Zweig was close with Theodor Herzl, whom he met when Herzl edited Neue Freie Presse, Vienna's leading newspaper. Herzl printed some of Zweig's early essays in the newspaper.

When World War I began, Zweig and his contemporaries Marin Buber and Hermann Cohen supported the patriotic waves that swept through Germany and Austria, extending to Jewish Europeans. He worked in the Archives of the War Ministry during the war and moved to Switzerland before the war's end.

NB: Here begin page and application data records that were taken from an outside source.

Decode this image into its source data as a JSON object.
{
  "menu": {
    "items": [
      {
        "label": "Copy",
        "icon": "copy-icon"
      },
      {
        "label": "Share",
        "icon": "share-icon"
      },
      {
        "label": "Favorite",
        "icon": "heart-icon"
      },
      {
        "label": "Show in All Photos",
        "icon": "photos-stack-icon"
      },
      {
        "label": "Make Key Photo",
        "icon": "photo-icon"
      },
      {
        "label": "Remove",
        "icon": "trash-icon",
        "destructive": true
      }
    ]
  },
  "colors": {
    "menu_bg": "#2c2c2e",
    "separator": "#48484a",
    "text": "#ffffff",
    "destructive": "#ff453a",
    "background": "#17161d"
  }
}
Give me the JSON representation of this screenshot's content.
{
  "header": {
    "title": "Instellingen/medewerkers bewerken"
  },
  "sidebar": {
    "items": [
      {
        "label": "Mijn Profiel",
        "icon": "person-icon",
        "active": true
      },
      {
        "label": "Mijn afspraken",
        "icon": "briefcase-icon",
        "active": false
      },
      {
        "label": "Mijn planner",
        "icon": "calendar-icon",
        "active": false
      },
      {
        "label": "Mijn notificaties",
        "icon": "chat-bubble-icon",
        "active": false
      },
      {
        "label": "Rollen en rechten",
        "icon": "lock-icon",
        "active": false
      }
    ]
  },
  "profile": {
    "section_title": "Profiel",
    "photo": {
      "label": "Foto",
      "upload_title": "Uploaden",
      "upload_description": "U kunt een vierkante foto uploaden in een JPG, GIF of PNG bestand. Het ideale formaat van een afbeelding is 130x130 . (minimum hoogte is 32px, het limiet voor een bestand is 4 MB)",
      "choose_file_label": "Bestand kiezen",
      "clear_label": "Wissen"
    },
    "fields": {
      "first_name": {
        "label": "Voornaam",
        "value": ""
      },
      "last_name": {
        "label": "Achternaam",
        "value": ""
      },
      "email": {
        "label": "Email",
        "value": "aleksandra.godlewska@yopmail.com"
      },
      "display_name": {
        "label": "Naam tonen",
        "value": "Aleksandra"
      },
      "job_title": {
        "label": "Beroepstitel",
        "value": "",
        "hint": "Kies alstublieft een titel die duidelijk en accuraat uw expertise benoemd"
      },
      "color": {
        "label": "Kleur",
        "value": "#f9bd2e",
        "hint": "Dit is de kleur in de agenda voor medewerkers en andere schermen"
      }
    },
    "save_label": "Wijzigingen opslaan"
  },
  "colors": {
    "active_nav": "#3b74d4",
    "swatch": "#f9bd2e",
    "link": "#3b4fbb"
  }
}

From 1920 until 1938, Zweig was married to Friderike Maria von Winterniz (nee Burger). They left Austria soon after Hitler rose to power. He lived in London and then Bath, married his secretary, and the couple settled in 1940 in New York City. Several months later they moved to Petropolis, near Rio de Janeiro in Brazil. Zweig grew deeply depressed by the rapidly rising intolerance, authoritarianism and Nazism in the world, and wrote about his desperation. In February 1942 he and his wife committed suicide and were found holding each other's hands. Their house in Petropolis is now a museum called Casa Stefan Zweig.

In the 1920s and 1930s, Zweig was among the most popular writers in the world. He was friends with Arthur Schnitzler and Sigmund Freud, and his writing was popular throughout the U.S., Europe and South America. Beginning in the 1990s, several publishers made concerted efforts to publish his work in English.

In the mid 2010s there was an even larger resurgance of interest in his work, which spans the genres of fiction, biographies, history and plays. Zweig's writings inspired Wes Anderson's acclaimed 2014 Grand Budapest Hotel film.  The film went on to win the award for Best Motion Picture-Comedy award at the 2014 Golden Globe Awards. 

Sources: Wikipedia, A. O. Scott, "Bittersweet Chocolate on the Pillow: Wes Anderson's 'Grand Budapest Hotel' is a Complex Caper," New York Times (March 6, 2014), Jerusalem Post (January 12, 2015)